RICHARD M. BAKER – Death Stops the Bells. Charles Scribner’s Sons, hardcover, 1938.

   This is the third and final case tackled and solved by a middle-aged scholar by the name of Franklin Russell in book form. The earlier entries in the series were Death Stops the Manuscript (Scribners, 1936) and Death Stops the Rehearsal (Scribners, 1937). Russell is by profession a schoolmaster in a small town in Massachusetts, but his true calling is as an amateur detective, and in Death Stops the Bells, he really has his work cut out for him.

   He is on hand for the first death. It takes place in a compound of two homes and two families whose members respectively hate each other. To be correct in that statement, the elder members of each family do. The younger members of both sexes find the opportunity to meet and consort on many an occasion, to the consternation of their respective parents. A third home in the block is owned by a friend of Mr. Russell, who happens to be on hand when whoever is playing the bells in a church tower on the estate stops suddenly, mid-song, then starts playing again, the entire song through.

   To Russell’s fine-tuned ear, however, it is clearly a second player ringing the bells. It is soon discovered that the first player is dead, murdered, it is assumed when the first song stopped. Was it the murderer who started ringing the bells again? And if so, why?

   The writing is old-fashioned and stilted, not at all how you would think a book written in 1938 would sound. The number of suspects is also very limited, which makes the questioning quite tedious, as it goes over the same topics again and again. Even Detective-Sergeant McCoun seems to squirm a lot in his seat as he listens to Mr. Russell interrogate all of the suspects in turn, and then as further events occur, start all over again.

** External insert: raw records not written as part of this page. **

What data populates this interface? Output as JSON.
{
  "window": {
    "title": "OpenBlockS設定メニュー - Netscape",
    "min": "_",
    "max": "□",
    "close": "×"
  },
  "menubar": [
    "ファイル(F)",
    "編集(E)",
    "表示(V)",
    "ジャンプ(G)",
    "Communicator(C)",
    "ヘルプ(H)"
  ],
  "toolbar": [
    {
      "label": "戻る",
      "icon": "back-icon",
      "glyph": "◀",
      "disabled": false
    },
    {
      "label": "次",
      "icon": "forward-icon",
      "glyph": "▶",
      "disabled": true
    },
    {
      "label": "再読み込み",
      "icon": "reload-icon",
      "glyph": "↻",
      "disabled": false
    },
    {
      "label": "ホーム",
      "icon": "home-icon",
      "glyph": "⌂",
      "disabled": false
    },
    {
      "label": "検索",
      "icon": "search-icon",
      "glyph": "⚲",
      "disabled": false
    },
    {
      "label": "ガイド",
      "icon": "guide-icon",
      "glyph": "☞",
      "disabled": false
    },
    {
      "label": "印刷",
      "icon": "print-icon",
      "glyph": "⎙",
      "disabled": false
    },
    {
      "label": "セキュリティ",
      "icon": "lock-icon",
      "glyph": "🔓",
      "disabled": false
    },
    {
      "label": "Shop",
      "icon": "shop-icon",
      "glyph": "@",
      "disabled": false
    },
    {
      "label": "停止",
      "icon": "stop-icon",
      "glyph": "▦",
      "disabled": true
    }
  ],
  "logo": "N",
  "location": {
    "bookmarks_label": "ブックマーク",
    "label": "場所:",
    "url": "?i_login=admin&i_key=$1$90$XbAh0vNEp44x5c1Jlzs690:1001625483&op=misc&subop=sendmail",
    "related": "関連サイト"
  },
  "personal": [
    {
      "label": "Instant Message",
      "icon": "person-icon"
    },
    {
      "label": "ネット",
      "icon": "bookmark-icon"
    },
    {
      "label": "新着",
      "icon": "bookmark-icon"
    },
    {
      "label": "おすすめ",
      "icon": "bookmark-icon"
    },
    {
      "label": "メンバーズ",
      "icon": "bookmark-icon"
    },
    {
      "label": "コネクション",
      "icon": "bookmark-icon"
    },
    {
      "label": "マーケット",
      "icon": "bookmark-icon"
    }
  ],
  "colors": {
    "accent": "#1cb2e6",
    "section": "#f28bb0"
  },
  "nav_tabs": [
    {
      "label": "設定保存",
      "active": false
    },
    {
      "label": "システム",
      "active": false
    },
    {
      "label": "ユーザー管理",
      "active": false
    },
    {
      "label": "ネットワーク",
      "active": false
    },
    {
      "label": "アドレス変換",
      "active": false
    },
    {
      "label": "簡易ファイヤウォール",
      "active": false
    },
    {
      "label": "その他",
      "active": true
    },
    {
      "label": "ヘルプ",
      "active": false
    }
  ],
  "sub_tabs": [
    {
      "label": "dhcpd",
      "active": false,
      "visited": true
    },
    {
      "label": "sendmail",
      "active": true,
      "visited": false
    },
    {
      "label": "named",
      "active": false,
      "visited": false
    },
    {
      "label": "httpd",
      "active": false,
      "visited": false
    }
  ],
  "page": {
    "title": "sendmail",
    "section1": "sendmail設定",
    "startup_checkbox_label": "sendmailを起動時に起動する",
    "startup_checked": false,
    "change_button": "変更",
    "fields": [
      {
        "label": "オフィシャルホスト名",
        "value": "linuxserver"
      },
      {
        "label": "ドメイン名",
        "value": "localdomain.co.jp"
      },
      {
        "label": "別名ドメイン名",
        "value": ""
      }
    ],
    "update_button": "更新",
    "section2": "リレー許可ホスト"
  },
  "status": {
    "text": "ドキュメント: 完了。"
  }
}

   In other words, a lot of talk is all there is to propel the story forward, and not a lot of action. None, in fact. The solution, when it comes, is, unfortunately, little more than yawn-producing. A mediocre effort, in other words. If Scribners, publishers of the S. S. Van Dine mysteries, were thinking they had another Philo Vance on their hands, they were sadly mistaken.